?That?s the sense I had, yeah,? Cashman said.
After deciding to fire Miller, Cashman said he called the team president, Randy Levine, who contacted Steinbrenner. Although Steinbrenner had spared Torre, he endorsed the firing of Miller, who has two years left on his contract.
?He?s been concerned about it, there?s no doubt,? said Steinbrenner?s spokesman, Howard Rubenstein, referring to the injuries. ?But it was in Brian?s hands, and it was Brian?s decision.?
As for Hughes, Torre guessed it would be four to six weeks before he would pitch again, in a minor league rehabilitation game. Hughes will have a magnetic resonance imaging exam on his hamstring when the Yankees return to New York on Friday.
The Yankees will find a replacement for him, as they have found replacements for their other injured pitchers. They are less sure they can truly identify the cause for the hamstring injuries.
?We?re having those discussions internally,? Cashman said. ?Things that hit in clusters like this, there?s got to be a reason.?

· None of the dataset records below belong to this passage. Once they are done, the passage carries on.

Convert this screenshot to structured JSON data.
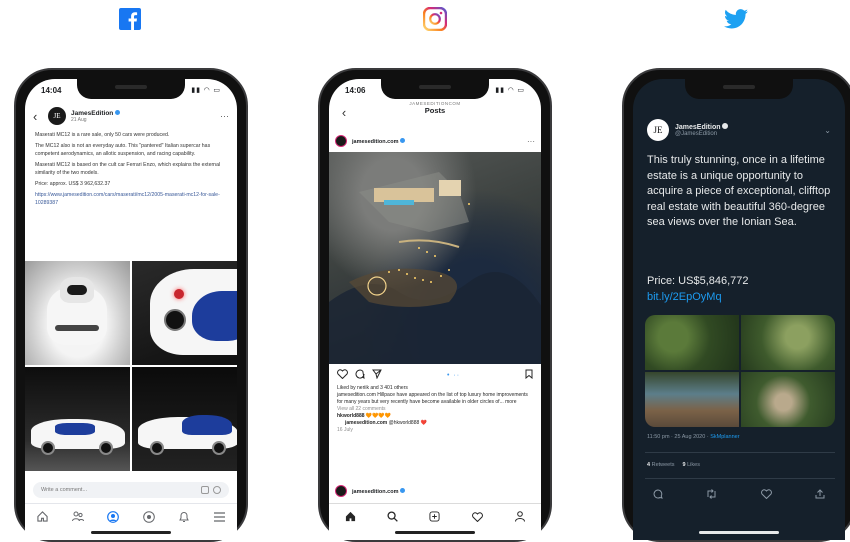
{
  "brands": {
    "facebook": {
      "icon": "facebook-icon",
      "color": "#1877f2"
    },
    "instagram": {
      "icon": "instagram-icon",
      "color": "#e1306c"
    },
    "twitter": {
      "icon": "twitter-icon",
      "color": "#1da1f2"
    }
  },
  "facebook": {
    "time": "14:04",
    "back": "‹",
    "avatar_text": "JE",
    "page_name": "JamesEdition",
    "post_date": "21 Aug",
    "more": "···",
    "paragraphs": [
      "Maserati MC12 is a rare sale, only 50 cars were produced.",
      "The MC12 also is not an everyday auto. This \"pantered\" Italian supercar has competent aerodynamics, an allotic suspension, and racing capability.",
      "Maserati MC12 is based on the cult car Ferrari Enzo, which explains the external similarity of the two models.",
      "Price: approx. US$ 3 962,632.37"
    ],
    "link": "https://www.jamesedition.com/cars/maserati/mc12/2005-maserati-mc12-for-sale-10289387",
    "comment_placeholder": "Write a comment..."
  },
  "instagram": {
    "time": "14:06",
    "back": "‹",
    "account_caption": "JAMESEDITIONCOM",
    "title": "Posts",
    "username": "jamesedition.com",
    "more": "···",
    "likes": "Liked by neriik and 3 401 others",
    "caption": "jamesedition.com Hillpace have appeared on the list of top luxury home improvements for many years but very recently have become available in older circles of... more",
    "view_comments": "View all 22 comments",
    "comment1_user": "hkworld888",
    "comment1_text": "🧡🧡🧡🧡",
    "comment2_user": "jamesedition.com",
    "comment2_text": "@hkworld888 ❤️",
    "date": "16 July",
    "next_user": "jamesedition.com"
  },
  "twitter": {
    "avatar_text": "JE",
    "name": "JamesEdition",
    "handle": "@JamesEdition",
    "body": "This truly stunning, once in a lifetime estate is a unique opportunity to acquire a piece of exceptional, clifftop real estate with beautiful 360-degree sea views over the Ionian Sea.",
    "price": "Price: US$5,846,772",
    "link": "bit.ly/2EpOyMq",
    "meta_prefix": "11:50 pm · 25 Aug 2020 · ",
    "meta_source": "SkMplanner",
    "retweets_label": "Retweets",
    "likes_label": "Likes",
    "retweets_count": "4",
    "likes_count": "9"
  }
}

So, does anyone know anything about the new routines? I haven’t been able to find anything other than “they’re different.” The one thing I heard was Pettite was encouraged to ditch the squat belt (good), then proceeded to injure his back (bad), possibly because his abs/LB could not support his routine squat weight without the belt. Most of the criticism flying around seems to be speculation.